And they did this by the following mechanisms of action:

  • Reducing oxidative stress – patients who have problems sleeping (such as those suffering with insomnia or experience circadian rhythm dysregulation as a result of working shift work), tend to exhibit increased levels of oxidative stress.  In order to counteract oxidative stress, the body requires antioxidants to help repair the damage and kiwifruits are abundant in the antioxidants vitamin C, E, flavonoids, anthocyanins, and carotenoids.
  • Improving the REM phase of sleep – low levels of serotonin can lead to insomnia as it is an end product of L-trypthophan metabolism, which is linked to the rapid eye movement (REM) phase of sleep. Kiwifruits contain approximately twice the concentration of serotonin as tomatoes so are a great food-as-medicine tool to help reduce insomnia.
  • High in folate – folate deficiency is common in patients who are experiencing insomnia, and although folates may be abundant in the diet, this water-soluble B vitamin is readily destroyed by cooking or processing.  As kiwifruit is consumed raw, it has a much higher bioavailability and likelihood of improving sleep quality.

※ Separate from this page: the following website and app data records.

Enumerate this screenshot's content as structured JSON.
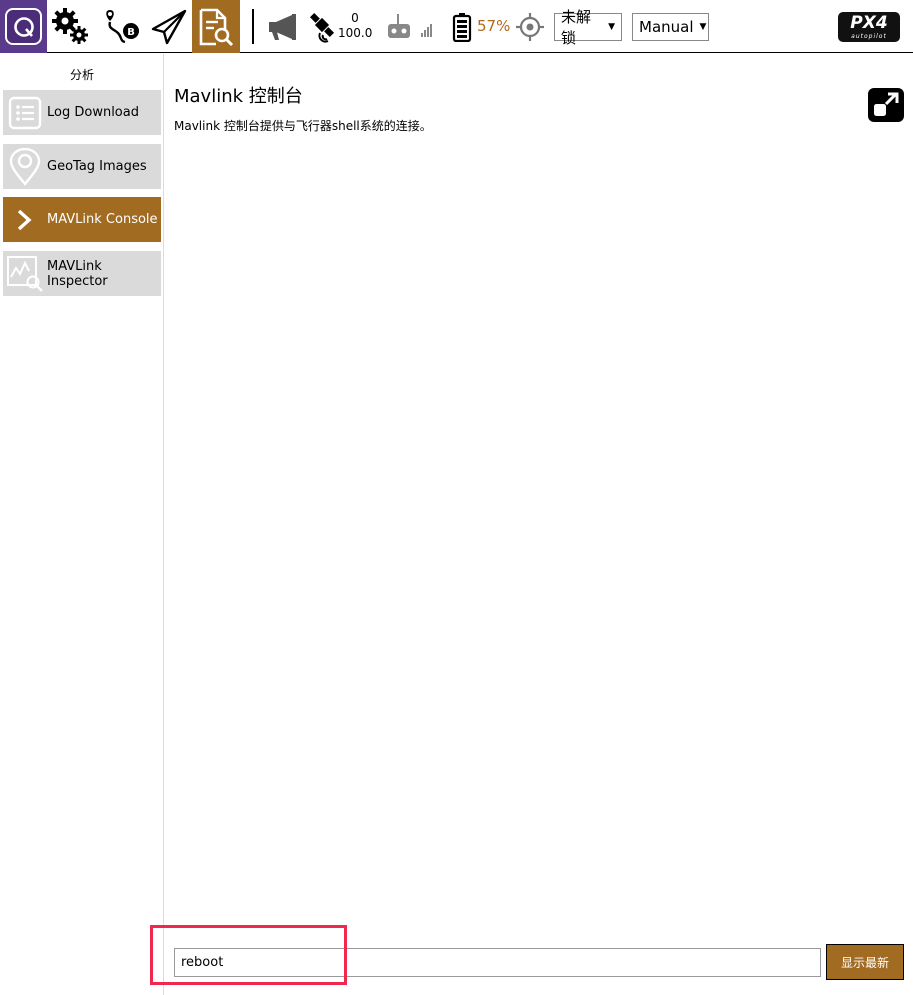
{
  "toolbar": {
    "icons": {
      "qgc": "qgc-logo-icon",
      "settings": "gears-icon",
      "plan": "route-icon",
      "fly": "paper-plane-icon",
      "analyze": "analyze-icon",
      "messages": "megaphone-icon",
      "gps": "satellite-icon",
      "rc": "rc-transmitter-icon",
      "battery": "battery-icon",
      "gnss": "crosshair-icon"
    },
    "gps_count": "0",
    "gps_hdop": "100.0",
    "battery_percent": "57%",
    "arm_status": "未解锁",
    "flight_mode": "Manual",
    "brand": "PX4",
    "brand_sub": "autopilot"
  },
  "sidebar": {
    "title": "分析",
    "items": [
      {
        "label": "Log Download",
        "icon": "list-icon",
        "active": false
      },
      {
        "label": "GeoTag Images",
        "icon": "map-pin-icon",
        "active": false
      },
      {
        "label": "MAVLink Console",
        "icon": "chevron-right-icon",
        "active": true
      },
      {
        "label": "MAVLink Inspector",
        "icon": "chart-search-icon",
        "active": false
      }
    ]
  },
  "main": {
    "title": "Mavlink 控制台",
    "description": "Mavlink 控制台提供与飞行器shell系统的连接。",
    "command_value": "reboot",
    "show_latest_label": "显示最新"
  },
  "colors": {
    "accent": "#a26b22",
    "qgc_purple": "#5a3a8a",
    "highlight": "#f0284e",
    "battery_text": "#b26a1a"
  }
}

So whilst this particular study was quite small, if you’re going through a phase where you’re struggling with ongoing sleep deprivation, then you may want to try consuming 2 kiwifruit, 1 hour before bedtime and see how you go.  You could even whip yourself up a kiwifruit smoothie made on almond milk, which also contains the amino acid tryptophan, a precursor to the neurotransmitters serotonin and melatonin.

It certainly beats taking a handful of tablets which may become addictive, or worse still, end up giving you some nasty side effects later down the track!

Happy snoozing!

Audra x


Reference:  Lin, H, Tsai, P, Fang, S & Liu, J 2011, ‘Effect of kiwifruit consumption on sleep quality in adults with sleep problems’, Asia Pacific Journal of Clinical Nutrition, vol. 20, no. 2, pp. 169-74.